Sunday, February 19th 2012
Read 1581 times

Series: Daily Life at the Playhouse (II): the Comédie-Française and its Living Environment





Plan du rez-de-chaussée d'après le plan Blondel.
Plan du rez-de-chaussée d'après le plan Blondel.
Archival documents from the Comédie-Française refer most generally to the living environment, i.e. to necessary expenditures to maintain the building in good condition or to ensure a smooth day to day running of the playhouse.

In his two Mémoire des Ouvrages de peinture faits pour Messieurs les Comédiens ordinaires du roy en leur hôtel à Paris, Cayeux, painter and gilder rue des Cordeliers, described the colours used to refresh the building. They were meticulously noted and thus give us an overview of the environment in which the actors evolved, especially rue des Fossés-Saint-Germain des prés: the windows of the foyer were blue and yellow; shutters were daffodil yellow as well as Grandval and Paulin’s dressing rooms (in 1788 Larive chose a red colour for his dressing-room at the Odéon); the walls of the courtyard were white and so was the gate. Walls and ceilings were white and skirting boards were slate grey. The interior of the auditorium was green and yellow (green was frequently used on stage at the time proving that the colour green being taboo in a playhouse is a modern myth). The company chose to create a lively environment which matched the costumes and scenery which were predominantly red, golden, or green as shown in the bills sent by Brunetti.

Archives also offer detailed descriptions of the building, in particular its colours, dimensions, architecture. In February 1767 the company received a memoir from the builder Simon which described all the work which had been done in the playhouse such as for instance the complete refurbishment of the lavatories called cabinets d’aisance which included several seats and repairs to the floor of the cabinet de la pissotière (presumably the gents), or the way in which they emptied the cesspit. In 1768 the walls of the cabinet d’aisance were covered with damask and were decorated by pictures.

Archival material also tell of the different problems actors had to face such as damage by mice or rats (many holes in the walls had to be filled).

Various works relating to heating suggest that the company chose to modernise its equipment: a fireplace was replaced by an earthenware stove in Preville’s dressing room (according to Daniel Roche, stoves were quite new at the time and a sign of progress; it became popular in the 1750s ). Actually two more stoves were used in the playhouse, in the auditorium. One was bought in 1757 (18 liv.) and another one in 1762 (18 liv.).

Members of the audience buying box tickets would be supplied with foot heaters (chaufferettes) during cold seasons.

We also know more about water supplier at the Comédie-Française: actors had an adjoining well, rue des Mauvais-Garçons (second entrance in the back of the playhouse) and various pumps installed within the playhouse to tackle fires (big tanks were in the roof and various barrels on top of the flies). Firemen were also employed during performances.

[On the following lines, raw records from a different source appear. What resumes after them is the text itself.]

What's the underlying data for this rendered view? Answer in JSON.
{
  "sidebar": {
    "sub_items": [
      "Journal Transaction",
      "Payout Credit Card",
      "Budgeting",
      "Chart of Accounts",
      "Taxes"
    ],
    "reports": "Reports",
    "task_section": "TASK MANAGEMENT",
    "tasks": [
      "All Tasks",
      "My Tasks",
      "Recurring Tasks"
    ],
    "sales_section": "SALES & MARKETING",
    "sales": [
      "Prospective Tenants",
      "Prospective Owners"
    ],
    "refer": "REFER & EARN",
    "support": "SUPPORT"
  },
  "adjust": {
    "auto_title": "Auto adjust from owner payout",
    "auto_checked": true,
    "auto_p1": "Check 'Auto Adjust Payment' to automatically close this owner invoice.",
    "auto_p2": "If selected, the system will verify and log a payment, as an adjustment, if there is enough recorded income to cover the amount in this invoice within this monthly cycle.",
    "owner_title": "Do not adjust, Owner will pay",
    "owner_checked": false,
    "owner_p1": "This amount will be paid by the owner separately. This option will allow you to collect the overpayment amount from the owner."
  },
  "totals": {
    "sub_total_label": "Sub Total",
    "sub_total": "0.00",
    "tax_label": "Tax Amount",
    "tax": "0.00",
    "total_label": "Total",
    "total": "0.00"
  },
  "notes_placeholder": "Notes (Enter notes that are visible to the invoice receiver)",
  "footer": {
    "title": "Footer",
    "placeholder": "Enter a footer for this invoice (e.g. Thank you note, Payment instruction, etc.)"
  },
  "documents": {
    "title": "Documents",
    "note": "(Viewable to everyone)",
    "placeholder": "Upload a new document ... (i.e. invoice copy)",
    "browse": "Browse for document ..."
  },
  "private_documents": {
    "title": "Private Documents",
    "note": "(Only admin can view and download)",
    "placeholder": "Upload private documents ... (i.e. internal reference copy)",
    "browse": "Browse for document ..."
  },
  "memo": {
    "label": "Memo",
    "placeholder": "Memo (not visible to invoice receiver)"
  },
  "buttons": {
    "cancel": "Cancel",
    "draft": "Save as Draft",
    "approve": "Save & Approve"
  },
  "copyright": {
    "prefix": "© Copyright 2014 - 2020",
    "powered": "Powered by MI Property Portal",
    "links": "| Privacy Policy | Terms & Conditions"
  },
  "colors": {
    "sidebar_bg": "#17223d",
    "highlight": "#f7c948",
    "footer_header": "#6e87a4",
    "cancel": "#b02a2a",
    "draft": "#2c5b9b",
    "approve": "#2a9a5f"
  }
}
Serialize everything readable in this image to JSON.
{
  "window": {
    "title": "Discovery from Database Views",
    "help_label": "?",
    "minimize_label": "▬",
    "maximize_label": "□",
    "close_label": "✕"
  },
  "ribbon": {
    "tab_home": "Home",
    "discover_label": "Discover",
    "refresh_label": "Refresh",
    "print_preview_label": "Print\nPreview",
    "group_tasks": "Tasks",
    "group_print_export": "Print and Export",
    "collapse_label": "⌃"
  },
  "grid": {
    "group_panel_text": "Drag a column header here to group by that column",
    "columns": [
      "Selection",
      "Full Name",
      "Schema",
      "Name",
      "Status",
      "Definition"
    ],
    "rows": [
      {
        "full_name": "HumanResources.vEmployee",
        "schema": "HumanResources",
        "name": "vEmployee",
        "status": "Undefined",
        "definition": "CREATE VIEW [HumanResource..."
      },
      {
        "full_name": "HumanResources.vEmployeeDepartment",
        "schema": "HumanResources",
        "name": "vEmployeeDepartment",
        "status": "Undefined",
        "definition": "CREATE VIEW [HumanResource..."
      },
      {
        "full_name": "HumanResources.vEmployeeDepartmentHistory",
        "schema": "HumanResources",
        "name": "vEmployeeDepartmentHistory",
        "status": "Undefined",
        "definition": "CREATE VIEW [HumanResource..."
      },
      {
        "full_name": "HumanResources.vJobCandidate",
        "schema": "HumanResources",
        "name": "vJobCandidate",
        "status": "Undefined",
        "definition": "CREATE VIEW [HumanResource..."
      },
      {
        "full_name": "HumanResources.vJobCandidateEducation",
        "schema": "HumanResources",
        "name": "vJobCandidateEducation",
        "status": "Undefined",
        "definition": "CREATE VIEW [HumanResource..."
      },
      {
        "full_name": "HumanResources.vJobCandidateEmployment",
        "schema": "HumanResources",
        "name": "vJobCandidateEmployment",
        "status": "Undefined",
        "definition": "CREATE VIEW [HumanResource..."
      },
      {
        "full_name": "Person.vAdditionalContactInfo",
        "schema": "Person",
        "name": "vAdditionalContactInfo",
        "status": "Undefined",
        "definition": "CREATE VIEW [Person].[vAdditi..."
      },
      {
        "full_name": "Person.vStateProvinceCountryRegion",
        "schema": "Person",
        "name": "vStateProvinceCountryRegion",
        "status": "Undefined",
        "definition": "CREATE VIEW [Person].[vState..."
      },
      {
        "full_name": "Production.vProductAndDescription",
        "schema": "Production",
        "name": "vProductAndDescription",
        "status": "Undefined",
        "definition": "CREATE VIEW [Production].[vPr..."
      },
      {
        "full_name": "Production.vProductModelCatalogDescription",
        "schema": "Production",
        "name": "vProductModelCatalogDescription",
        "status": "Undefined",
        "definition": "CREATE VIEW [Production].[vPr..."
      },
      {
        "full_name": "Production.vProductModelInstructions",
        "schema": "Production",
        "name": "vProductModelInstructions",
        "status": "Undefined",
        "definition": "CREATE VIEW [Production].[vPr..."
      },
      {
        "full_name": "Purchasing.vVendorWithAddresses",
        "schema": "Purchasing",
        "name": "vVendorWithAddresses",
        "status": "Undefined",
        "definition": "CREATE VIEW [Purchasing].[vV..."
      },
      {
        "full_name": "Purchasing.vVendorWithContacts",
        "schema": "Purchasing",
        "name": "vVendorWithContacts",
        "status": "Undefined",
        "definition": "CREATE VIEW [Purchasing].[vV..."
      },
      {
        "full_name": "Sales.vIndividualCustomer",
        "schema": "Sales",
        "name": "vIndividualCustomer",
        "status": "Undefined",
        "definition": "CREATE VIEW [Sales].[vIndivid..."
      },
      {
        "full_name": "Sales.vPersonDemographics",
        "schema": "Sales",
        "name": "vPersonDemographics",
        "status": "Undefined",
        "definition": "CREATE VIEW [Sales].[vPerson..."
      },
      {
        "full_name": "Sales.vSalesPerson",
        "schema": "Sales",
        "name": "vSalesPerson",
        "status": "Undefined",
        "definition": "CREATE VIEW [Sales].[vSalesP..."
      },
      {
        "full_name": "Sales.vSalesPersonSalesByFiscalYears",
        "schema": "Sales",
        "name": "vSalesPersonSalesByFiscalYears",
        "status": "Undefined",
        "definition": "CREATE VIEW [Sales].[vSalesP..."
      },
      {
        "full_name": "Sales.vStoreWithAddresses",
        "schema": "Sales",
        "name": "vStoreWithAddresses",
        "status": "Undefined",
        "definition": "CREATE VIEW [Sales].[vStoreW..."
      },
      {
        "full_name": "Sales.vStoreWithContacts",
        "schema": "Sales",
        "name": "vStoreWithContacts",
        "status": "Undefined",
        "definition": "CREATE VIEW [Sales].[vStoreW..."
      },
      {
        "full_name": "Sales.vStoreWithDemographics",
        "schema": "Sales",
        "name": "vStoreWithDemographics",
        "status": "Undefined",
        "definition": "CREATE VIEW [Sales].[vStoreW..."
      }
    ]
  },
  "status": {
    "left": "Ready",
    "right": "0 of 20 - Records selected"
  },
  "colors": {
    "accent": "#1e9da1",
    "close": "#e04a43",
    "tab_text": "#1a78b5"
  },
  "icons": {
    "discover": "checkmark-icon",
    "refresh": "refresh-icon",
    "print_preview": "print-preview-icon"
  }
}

A shop and a refreshment area were located by the entrance on the ground floor. As we can see, actors tried to provide to the audience with a comfortable and even luxurious environment. The Comédie-Française offered different types of services to spectators, and linked entertainment to consumption by providing drinks and goods such as for instance printed plays (not bound books).

In Le Censeur dramatique, Alexandre Grimod de La Reynière explained in the 1790s how important consumption was to the café owner: at the end of each act, when the last line was said, waitresses would enter the auditorium and would shout loudly: “barley water, lemonade, Bavarois, sweets, marrons glacés! ” The company benefitted from this consumption and encouraged it within the playhouse. According to Jules Bonnassiés in his Histoire administrative de la Comédie-Française, Chouquet de Saint-Germain, rent the café area 1,000 liv. per year in 1704. On 7 September 1716, prices went up: Procope had to pay 1,200 liv. per year (he gave it up in 1727).

Theatrical productions were therefore linked to consumption: the Comédie-Française provided services to its customers taking into consideration the need for comfort. In the meantime, it had running costs and bought objects or required services for the maintenance of the building or for stage-productions. The actors were themselves consumers and at the same providers and producers.

Sabine Chaouche

Sabine Chaouche



News

Share this website


Headline video
Interview with Dr Jed Wentz, researcher and performer
Posted by Sabine Chaouche , on 02/05/2012 at 16:47

Gallery

Headline video
Interview de Jean-Denis Monory, acteur et metteur en scène.
Posted by Sabine Chaouche , on 03/01/2012 at 22:03

Newsletter subscription